But I'm reminded of the joke where one gardener was telling another of the many things he had tried to get rid of deer. Hanging soap, hair balls, spray, lion urine, etc., to no avail. "But," he said, "I've finally found a sure-fire method. Come over for dinner and I'll tell you about it." "Sure," said his friend, "what are you serving?" "Venison."
Most of the folks were I live have just given up on trying to keep the deer from eating their tomatoes and I live in a county in upstate NY that has perhaps the highest deer population in the state. It's dairy country and the deer have great feeding on all the corn that's grown for the local cows.
You can spend lots of money and surround your plants with electric fences that are high or do a double very high fence which the local orchardists do to try and protect them from eating apples, and on and on.
I have a herd of about 12 that hang out on my 30 acres and since I moved here they have NOT eaten any of my tomato plants. They will eat the roses and sometimes some daylilies, but that's about all. Less than a mile away, though, where I had another tomato patch they were terrible, so terrible that for several years I started posting online about this wonderful new variety that I had but couldn't get enough seeds to share.
One person called it Perry's Teasum b'c it was Chuck Perry who gave me the seeds. Then came the year I could share seeds and did a thread at GW where I described all the background I knew and asked folks to help name it with me. I'd named lots of unnamed varieties but wanted others to know what went into naming.
There were 22 folks who posted in that thread and it ended up being called Neves Azorean Red, which many folks know now and love, me too, and I sent thank you seeds to all of those 22 thread participants.
I grew up with a dad who shot anything that flew or had 4 feet and it wasn't uncommon to see 10-12 deer that his fellow gun club members had shot hanging from the rafters of the barn.
So I treasure watching the does bring down their fawns for me to see and love watching the fawns prance around and chase each other in the backyard, which I'm looking at as I sit here at the computer.
I decided there's a much larger world out there that's bigger and more important than any tomato plants here that are being eaten, and this year quite a few of them have been teeth pruned by my local woodchucks, groundhogs to some of you.
But goundhog doesn't fit when one remembers the ditty:
(How much wood could a woodchuck chuck if a wood chuck could chuck wood,
He'd chuck as much wood as a woodchuck could if a woodchuck could chuck wood)
A simple single strand electric fence (30 inches high) keeps deer out of my orchard.

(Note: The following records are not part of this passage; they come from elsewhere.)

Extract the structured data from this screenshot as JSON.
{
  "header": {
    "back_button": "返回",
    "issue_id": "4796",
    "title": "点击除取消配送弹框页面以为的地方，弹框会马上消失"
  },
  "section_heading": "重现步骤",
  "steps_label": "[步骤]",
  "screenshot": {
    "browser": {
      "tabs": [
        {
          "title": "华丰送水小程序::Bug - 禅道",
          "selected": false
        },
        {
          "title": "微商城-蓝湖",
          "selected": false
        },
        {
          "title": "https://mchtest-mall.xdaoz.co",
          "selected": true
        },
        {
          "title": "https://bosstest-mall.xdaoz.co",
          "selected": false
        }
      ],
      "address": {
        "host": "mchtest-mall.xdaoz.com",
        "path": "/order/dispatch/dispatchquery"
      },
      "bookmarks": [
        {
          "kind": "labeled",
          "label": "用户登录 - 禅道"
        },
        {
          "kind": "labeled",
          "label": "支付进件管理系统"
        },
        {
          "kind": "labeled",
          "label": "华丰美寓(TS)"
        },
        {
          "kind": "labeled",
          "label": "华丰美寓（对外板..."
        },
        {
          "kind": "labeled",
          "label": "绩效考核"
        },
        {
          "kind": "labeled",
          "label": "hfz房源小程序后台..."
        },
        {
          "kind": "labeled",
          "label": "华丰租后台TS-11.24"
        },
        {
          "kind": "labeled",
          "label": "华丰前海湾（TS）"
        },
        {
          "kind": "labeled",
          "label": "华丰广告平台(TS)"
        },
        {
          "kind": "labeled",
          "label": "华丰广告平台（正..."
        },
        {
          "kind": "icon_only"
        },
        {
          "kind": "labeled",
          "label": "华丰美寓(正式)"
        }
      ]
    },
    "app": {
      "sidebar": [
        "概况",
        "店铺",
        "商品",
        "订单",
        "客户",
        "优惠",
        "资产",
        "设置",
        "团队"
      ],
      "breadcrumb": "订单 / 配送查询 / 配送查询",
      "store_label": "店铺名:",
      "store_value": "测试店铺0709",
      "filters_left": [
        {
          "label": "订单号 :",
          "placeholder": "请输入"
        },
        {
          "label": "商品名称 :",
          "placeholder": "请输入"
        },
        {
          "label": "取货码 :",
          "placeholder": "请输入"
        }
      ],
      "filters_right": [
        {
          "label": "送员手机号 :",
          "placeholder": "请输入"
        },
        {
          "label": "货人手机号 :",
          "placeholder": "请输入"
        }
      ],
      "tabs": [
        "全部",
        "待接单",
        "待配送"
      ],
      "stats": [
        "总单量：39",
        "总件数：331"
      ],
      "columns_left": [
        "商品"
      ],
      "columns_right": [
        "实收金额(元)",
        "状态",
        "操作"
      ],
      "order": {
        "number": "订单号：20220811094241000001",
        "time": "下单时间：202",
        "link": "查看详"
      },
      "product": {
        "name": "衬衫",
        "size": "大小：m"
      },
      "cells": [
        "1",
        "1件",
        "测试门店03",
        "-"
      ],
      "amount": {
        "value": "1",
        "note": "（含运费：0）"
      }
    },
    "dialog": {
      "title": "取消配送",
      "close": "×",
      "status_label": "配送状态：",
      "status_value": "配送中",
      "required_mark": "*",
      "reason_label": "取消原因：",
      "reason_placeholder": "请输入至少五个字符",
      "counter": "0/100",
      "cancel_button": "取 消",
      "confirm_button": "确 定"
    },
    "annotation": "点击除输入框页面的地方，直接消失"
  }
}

They don't like my tomatoes, I do sometimes see tracks in the garden where they pass through. My electric fence is solar powered and doesn't do any harm to the animals although my wife accidentally checked it out a couple of days ago and found it to be an quite effective!
I too love to see the deer, but I love my tomato plants also. I am going to fence them in (the tomatoes that is).
Carolyn, I have seen many of your posts. I love my tomatoes, but, I can see that you are the expert. Do you still have seeds of the Neves Azorean Red tomato? I would love to try some next year.
I have never had a problem with the deer eating my tomatoes, but this year with the drought they have been regular visitors and eating on our plants and eating the green tomatoes once they get so big. I am ready to give up for this year...
The restaurant is now closed. They stole about 8 green tomatoes. They took a ripe one and ate half and left the rest on the ground. I've covered the remaining tomatoes with bird netting, which is a big turnoff for them. The better our crop, the worse the attacks.